“We want to keep our talent,” says Col. Robert Carr, the current Army Chief of Staff Senior Fellow at the Kellogg School. “In that sense we’re no different from corporate America. But that can be especially difficult in the military,” given the Army’s size (nearly one million active, reserve, and national guard soldiers), its physical and disciplinary qualifications, its relatively modest pay, and the competition from industries and universities for talent.

Based on his more than 20 years of military experience, Carr says that, when it comes to grooming millennials for a military career, it is...

There’s a Limit to Doing More With Less, And Many Feds Have Reached It

It should come as no surprise that almost all public sector leaders today anticipate increased cost pressures to get their jobs done. In a recent survey of these leaders by CEB (now Gartner) 85 percent believe their workload will increase in the future, but only 20 percent think their resources will keep pace. Agencies have long sought to cut costs and improve efficiency, pushing the mantra “do more with less.” But the reality is that teams are hitting their limits.

Leaders often focus on squeezing just a little bit more out of their team’s performance to maintain the same level of service at a lower cost. This may seem logical, but it is not sufficient to sustain the level of cost cutting federal leaders currently face.  

A major mistake many take when implementing cost-reduction campaigns is to assume that all of a function’s activities are created equal and each delivers the same worth for the same cost to the organization.
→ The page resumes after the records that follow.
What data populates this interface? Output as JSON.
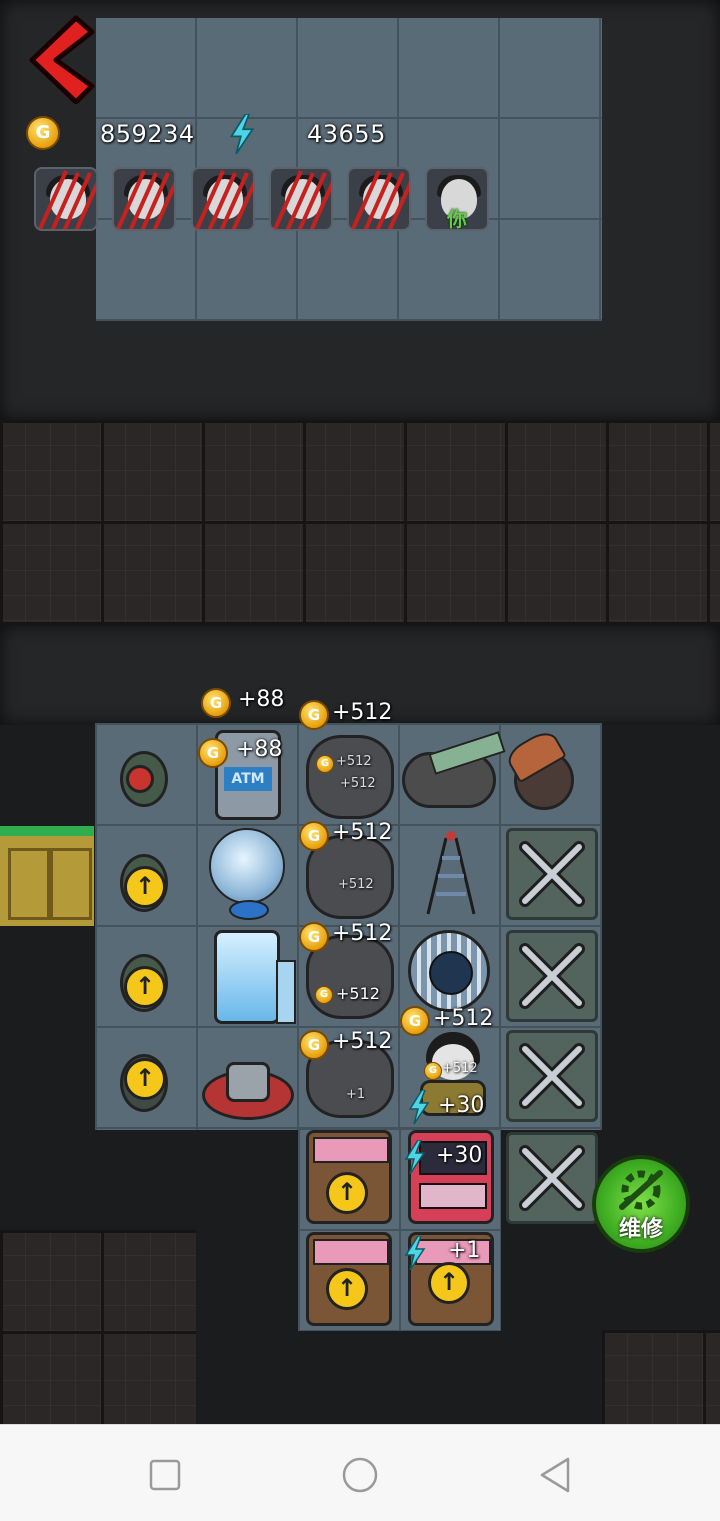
{
  "hud": {
    "gold": "859234",
    "energy": "43655",
    "coin_glyph": "G",
    "you_label": "你"
  },
  "popups": {
    "g88_a": "+88",
    "g88_b": "+88",
    "g512_1": "+512",
    "g512_1s": "+512",
    "g512_1s2": "+512",
    "g512_2": "+512",
    "g512_2s": "+512",
    "g512_3": "+512",
    "g512_3s": "+512",
    "g512_4": "+512",
    "g512_5": "+512",
    "g512_5s": "+512",
    "e30_a": "+30",
    "e30_b": "+30",
    "e1_a": "+1",
    "e1_small": "+1"
  },
  "atm_label": "ATM",
  "repair_label": "维修",
  "colors": {
    "accent_green": "#3fae22",
    "coin_gold": "#e7a00c",
    "back_red": "#e0211f"
  }
}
Instead, leaders need to think critically about what their teams should and should not do. With the private sector companies we work with, we’ve found that those that implement sustainable cuts to service delivery costs focus on...